=== Problem requirements ===
Exact copies of all the entries are required, and no pictures should appear in them.

══════════════════════════════

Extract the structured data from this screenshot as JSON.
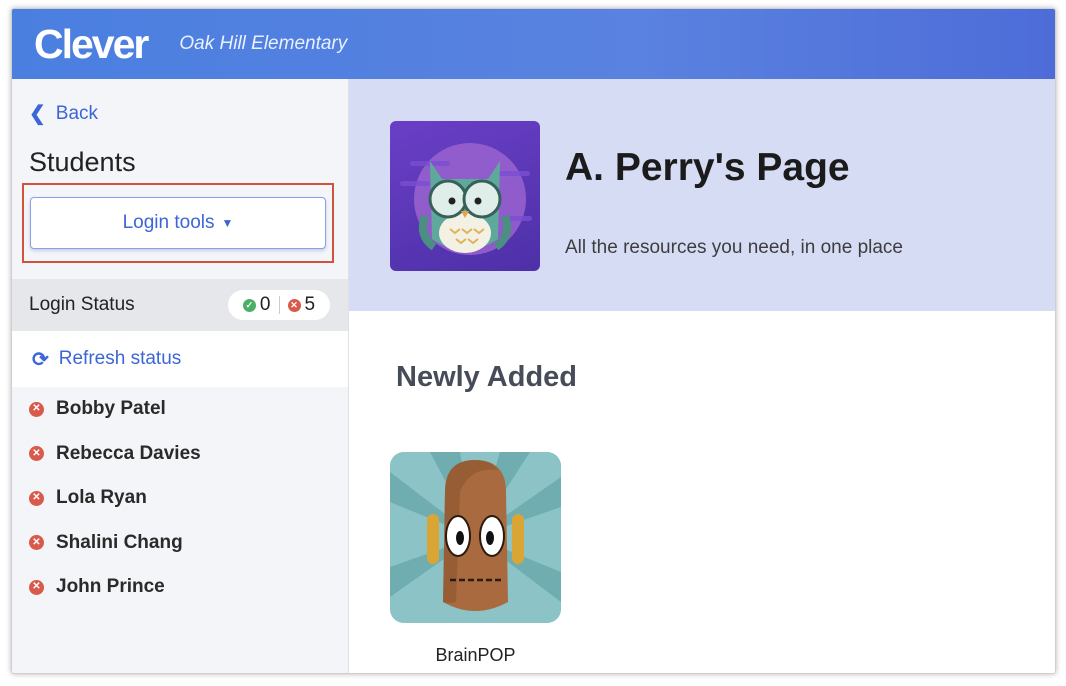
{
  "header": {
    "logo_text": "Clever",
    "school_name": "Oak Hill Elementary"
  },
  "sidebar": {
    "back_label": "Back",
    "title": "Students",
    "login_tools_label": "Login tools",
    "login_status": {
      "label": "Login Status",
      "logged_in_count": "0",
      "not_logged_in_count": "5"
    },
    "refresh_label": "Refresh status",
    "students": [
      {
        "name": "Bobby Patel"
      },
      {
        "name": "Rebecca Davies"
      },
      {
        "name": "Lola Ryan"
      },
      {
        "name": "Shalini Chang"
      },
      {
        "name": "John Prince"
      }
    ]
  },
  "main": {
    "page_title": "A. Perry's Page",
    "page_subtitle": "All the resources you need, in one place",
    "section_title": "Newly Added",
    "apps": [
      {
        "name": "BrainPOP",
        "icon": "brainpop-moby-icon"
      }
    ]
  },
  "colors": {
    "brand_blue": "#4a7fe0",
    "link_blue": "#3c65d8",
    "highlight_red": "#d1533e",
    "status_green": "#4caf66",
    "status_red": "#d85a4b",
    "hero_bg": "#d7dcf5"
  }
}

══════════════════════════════

=== Output of the exercise ===
Extract the structured data from this screenshot as JSON.
{
  "header": {
    "logo_text": "Clever",
    "school_name": "Oak Hill Elementary"
  },
  "sidebar": {
    "back_label": "Back",
    "title": "Students",
    "login_tools_label": "Login tools",
    "login_status": {
      "label": "Login Status",
      "logged_in_count": "0",
      "not_logged_in_count": "5"
    },
    "refresh_label": "Refresh status",
    "students": [
      {
        "name": "Bobby Patel"
      },
      {
        "name": "Rebecca Davies"
      },
      {
        "name": "Lola Ryan"
      },
      {
        "name": "Shalini Chang"
      },
      {
        "name": "John Prince"
      }
    ]
  },
  "main": {
    "page_title": "A. Perry's Page",
    "page_subtitle": "All the resources you need, in one place",
    "section_title": "Newly Added",
    "apps": [
      {
        "name": "BrainPOP",
        "icon": "brainpop-moby-icon"
      }
    ]
  },
  "colors": {
    "brand_blue": "#4a7fe0",
    "link_blue": "#3c65d8",
    "highlight_red": "#d1533e",
    "status_green": "#4caf66",
    "status_red": "#d85a4b",
    "hero_bg": "#d7dcf5"
  }
}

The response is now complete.